**Exercise brief**
Keep only the lines of the data below that contain "active", and copy them.

Data records:
------------------------------------------------------------

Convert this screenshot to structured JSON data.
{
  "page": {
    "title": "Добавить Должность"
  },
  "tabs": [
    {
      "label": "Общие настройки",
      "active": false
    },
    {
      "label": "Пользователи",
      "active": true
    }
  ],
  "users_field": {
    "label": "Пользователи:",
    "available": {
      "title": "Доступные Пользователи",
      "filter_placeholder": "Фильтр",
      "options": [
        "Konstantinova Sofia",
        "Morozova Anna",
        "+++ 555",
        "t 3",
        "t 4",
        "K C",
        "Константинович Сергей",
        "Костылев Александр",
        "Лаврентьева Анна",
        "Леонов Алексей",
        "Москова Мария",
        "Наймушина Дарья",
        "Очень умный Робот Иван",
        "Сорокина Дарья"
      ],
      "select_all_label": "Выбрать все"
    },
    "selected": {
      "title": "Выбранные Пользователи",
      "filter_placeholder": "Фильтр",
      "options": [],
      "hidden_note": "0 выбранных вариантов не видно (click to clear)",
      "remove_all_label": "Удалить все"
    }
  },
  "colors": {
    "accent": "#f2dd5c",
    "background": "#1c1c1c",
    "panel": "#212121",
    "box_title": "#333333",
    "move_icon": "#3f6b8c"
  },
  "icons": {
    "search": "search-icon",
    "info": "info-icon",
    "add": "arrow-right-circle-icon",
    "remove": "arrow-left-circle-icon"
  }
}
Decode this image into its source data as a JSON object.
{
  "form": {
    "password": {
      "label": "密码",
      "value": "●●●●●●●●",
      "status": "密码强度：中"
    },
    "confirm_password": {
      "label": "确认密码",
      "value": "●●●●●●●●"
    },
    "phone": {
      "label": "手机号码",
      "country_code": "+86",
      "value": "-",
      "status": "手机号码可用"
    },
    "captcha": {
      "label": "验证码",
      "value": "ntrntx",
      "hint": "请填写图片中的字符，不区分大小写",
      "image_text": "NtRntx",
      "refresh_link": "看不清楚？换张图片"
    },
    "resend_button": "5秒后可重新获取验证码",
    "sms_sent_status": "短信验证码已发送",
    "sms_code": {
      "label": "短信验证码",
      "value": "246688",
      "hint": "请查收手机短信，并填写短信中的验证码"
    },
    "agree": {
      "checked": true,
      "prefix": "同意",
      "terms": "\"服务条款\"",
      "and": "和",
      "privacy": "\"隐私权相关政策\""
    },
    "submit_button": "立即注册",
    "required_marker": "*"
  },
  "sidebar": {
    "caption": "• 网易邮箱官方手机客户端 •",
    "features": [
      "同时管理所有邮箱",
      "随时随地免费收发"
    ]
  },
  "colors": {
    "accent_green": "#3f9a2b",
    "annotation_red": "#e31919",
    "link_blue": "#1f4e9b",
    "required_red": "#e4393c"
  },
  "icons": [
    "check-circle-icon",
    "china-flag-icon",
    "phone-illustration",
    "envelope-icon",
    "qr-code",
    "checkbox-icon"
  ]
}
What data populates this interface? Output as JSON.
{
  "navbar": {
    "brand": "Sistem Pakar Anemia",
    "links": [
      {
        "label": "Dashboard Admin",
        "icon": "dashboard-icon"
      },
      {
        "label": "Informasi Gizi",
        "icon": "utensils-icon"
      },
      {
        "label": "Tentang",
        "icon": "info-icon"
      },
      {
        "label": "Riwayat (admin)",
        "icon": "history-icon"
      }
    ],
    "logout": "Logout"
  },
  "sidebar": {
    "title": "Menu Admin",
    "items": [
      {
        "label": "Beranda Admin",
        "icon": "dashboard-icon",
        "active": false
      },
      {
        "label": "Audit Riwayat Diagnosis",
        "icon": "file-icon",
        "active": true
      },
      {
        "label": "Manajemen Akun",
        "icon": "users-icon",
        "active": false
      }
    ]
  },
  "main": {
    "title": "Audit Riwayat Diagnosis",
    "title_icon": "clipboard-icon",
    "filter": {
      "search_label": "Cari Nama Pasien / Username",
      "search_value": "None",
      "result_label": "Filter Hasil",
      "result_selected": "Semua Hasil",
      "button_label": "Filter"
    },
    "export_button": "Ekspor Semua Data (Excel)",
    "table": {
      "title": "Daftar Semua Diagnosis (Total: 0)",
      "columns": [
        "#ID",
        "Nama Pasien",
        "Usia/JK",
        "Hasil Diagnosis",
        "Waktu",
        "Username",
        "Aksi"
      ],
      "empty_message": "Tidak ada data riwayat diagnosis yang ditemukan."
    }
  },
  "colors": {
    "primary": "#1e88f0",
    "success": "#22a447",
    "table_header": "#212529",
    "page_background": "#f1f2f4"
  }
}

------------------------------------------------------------

**The completed task**
      "active": false
      "active": true
        "active": false
        "active": true
        "active": false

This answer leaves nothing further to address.